Input records START

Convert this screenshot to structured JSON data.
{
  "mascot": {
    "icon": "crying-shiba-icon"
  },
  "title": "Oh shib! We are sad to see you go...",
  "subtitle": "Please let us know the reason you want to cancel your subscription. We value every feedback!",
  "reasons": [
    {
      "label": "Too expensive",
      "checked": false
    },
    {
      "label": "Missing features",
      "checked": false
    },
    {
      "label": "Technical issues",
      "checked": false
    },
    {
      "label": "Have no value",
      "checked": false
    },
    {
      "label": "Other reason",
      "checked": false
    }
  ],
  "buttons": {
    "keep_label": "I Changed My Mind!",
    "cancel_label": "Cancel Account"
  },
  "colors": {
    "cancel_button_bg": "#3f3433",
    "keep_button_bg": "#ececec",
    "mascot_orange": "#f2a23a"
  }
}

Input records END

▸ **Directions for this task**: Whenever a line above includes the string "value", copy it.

▸ **Answer space**:
  "subtitle": "Please let us know the reason you want to cancel your subscription. We value every feedback!",
      "label": "Have no value",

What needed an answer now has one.